On this occasion we could not accuse him of having set it up and if the people coming out of their homes to greet him – who arguably could just have stayed indoors – were doing so out of duress or fear, they were hiding it well. He was by no means mobbed, we passed through quickly and this was just one road in Tripoli on a single day in March 2011. I am not suggesting that this represented a country’s support or indeed that this meant Saif al Islam was loved by the Libyan people. Indeed, a matter of days later we would witness demonstrations and riots in Fashlun and Tajoura for ourselves. But he had done what very few leaders and commanders I have worked with before and since would dare to do: he had taken a big risk with the media and brazenly pulled it off.
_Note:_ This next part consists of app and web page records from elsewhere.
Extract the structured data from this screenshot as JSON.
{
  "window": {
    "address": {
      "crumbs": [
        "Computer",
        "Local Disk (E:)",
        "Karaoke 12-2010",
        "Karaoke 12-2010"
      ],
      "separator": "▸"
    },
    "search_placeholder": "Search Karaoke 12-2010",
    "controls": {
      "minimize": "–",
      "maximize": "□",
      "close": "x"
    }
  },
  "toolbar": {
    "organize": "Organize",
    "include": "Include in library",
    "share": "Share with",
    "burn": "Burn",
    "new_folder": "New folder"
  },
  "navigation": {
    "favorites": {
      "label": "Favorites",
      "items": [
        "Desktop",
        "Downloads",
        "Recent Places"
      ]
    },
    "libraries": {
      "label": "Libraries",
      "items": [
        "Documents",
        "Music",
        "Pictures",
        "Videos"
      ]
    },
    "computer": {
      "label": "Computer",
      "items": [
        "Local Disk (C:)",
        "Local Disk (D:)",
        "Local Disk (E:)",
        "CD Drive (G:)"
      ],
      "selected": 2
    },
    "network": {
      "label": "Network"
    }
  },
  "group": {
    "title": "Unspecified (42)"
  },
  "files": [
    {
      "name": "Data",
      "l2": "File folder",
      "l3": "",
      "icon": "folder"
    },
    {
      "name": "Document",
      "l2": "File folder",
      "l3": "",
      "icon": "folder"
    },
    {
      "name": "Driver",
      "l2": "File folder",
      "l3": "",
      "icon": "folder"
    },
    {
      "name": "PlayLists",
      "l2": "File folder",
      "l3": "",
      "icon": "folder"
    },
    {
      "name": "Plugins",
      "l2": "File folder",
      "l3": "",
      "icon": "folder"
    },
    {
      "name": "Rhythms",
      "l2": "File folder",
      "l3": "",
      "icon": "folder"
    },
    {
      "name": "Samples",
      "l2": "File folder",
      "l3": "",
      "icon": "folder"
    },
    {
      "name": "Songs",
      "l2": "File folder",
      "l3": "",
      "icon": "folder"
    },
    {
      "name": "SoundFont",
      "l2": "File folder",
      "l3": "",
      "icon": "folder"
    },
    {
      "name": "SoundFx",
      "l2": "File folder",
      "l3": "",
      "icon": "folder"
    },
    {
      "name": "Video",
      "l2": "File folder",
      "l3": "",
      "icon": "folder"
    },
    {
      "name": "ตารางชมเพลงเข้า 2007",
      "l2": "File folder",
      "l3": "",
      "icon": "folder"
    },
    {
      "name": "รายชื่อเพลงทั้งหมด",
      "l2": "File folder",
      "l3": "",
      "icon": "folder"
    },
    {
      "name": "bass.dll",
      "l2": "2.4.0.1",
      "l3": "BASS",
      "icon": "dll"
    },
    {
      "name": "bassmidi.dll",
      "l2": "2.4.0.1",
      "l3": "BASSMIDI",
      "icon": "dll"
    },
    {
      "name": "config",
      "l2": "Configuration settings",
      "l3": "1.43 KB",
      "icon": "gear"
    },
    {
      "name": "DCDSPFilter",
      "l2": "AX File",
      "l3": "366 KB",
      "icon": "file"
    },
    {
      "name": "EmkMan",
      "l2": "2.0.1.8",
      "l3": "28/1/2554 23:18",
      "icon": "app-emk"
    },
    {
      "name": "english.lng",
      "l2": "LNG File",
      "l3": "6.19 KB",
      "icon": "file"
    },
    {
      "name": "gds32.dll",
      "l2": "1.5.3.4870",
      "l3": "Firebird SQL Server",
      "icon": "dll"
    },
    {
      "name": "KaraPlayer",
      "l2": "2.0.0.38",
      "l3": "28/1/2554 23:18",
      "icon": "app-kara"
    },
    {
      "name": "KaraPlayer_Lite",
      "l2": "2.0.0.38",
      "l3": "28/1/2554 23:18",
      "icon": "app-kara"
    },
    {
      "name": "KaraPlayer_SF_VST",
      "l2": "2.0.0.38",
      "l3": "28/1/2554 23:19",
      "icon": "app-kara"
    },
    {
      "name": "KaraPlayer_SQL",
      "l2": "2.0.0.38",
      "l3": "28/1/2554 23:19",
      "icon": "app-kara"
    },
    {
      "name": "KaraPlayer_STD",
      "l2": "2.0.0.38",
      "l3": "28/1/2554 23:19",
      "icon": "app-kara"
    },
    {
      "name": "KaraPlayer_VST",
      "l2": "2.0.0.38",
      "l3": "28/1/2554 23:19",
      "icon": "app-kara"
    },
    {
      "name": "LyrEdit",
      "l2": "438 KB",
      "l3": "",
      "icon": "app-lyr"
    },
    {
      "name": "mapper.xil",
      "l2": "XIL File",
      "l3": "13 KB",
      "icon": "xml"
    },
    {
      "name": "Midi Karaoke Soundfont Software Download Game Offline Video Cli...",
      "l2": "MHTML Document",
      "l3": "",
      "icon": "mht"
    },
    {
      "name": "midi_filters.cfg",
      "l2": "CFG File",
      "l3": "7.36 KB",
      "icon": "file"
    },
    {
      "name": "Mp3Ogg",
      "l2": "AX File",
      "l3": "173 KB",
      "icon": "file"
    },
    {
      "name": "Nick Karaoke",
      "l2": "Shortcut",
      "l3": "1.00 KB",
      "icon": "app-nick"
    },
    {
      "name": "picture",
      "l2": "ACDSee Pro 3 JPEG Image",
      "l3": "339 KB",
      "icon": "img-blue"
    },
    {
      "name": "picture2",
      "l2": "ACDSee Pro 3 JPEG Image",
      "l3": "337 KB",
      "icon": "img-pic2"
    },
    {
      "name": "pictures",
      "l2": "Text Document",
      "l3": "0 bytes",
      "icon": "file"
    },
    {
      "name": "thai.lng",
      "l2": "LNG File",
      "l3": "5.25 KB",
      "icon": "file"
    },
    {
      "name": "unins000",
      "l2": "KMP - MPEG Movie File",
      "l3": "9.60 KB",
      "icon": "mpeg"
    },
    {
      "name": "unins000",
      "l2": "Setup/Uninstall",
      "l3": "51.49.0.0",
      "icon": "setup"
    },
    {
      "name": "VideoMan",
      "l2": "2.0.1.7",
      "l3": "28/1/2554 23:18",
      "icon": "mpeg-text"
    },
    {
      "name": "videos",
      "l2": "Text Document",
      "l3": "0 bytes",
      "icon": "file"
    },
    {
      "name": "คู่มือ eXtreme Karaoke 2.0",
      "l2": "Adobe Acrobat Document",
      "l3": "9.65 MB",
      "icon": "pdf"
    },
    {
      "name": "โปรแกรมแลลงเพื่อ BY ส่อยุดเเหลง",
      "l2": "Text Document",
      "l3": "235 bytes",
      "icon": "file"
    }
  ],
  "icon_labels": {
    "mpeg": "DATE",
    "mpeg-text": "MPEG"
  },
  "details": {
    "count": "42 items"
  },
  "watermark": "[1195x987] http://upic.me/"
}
As far as public relations exercises went, it was an impressive display.
The uprising Saif denied was happening – a captured tank in Zawiya
As Tripoli fell to the rebels in 2011, Saif al Islam was pictured smiling broadly – reportedly still in the capital. Sitting in an armoured SUV, he wagged his index finger – a gesture that had become a trademark during his rallying speeches – warning that the Gaddafis were not done. When he was tracked down just over two months later by rebel forces, he was pictured with a bandaged right hand. Although official reports said the injuries were sustained before capture during a NATO air strike, others suggested his rebel captors had tried to chop off the offending digit to silence its wagging once and for all.
That was nearly four years ago. Last week, after a trial that lasted nearly 18 months, a court in Tripoli sentenced Saif al Islam to death by firing squad.
But he was not in the courtroom. He was in a jail over 100 miles away in a town called Zintan. His captors are refusing to hand over their prize to the government in Tripoli. That government in Tripoli is locked in a power struggle with another government based in the Eastern city of Tobruk. The initial optimism after the fall of Gaddafi in 2011 for a united and democratic Libya is long gone. The country has descended into civil war with ISIL fighters reportedly cashing in on the chaos. It is hardly surprising then that the verdict has garnered more column inches in the international community than it has in the country itself.
International organisations focus on reports of torture, human rights and the fairness – or lack thereof – of the Libyan justice system. Their arguments are falling on deaf ears with Libyan leaders battling for survival and fighting each other. And in practice, a sentence passed down by a court that does not hold the prisoner, and with little real control over the country it purports to represent seems somewhat academic. Most Libyans have more pressing worries than the fate of Saif al Islam anyway.
I remember the once grinning, defiant playboy cum aspiring leader. I reluctantly found him educated, eloquent, convincing and even charming. He made the mistake of believing his own hype. When trusted confidants and government ministers defected to the West like rats leaving a sinking ship, he laughed. As his people rioted in the street, he dismissed them. He ignored the most blatant signs that his time was up. It was the behaviour of the most arrogant of men. So it is difficult to imagine how he feels now: dressed in grubby prison overalls, sitting in a dingy cell in Zintan, with his home and country in a violent semi-anarchic chaos. His own arrogance robbed him of a chance to start a new life abroad. His captors now deprive him of the chance of a martyr’s death. And the people of Libya, many of whom used to cheer his name and many of whom thought he heralded a new era for their country have expressed barely a passing interest in his fate.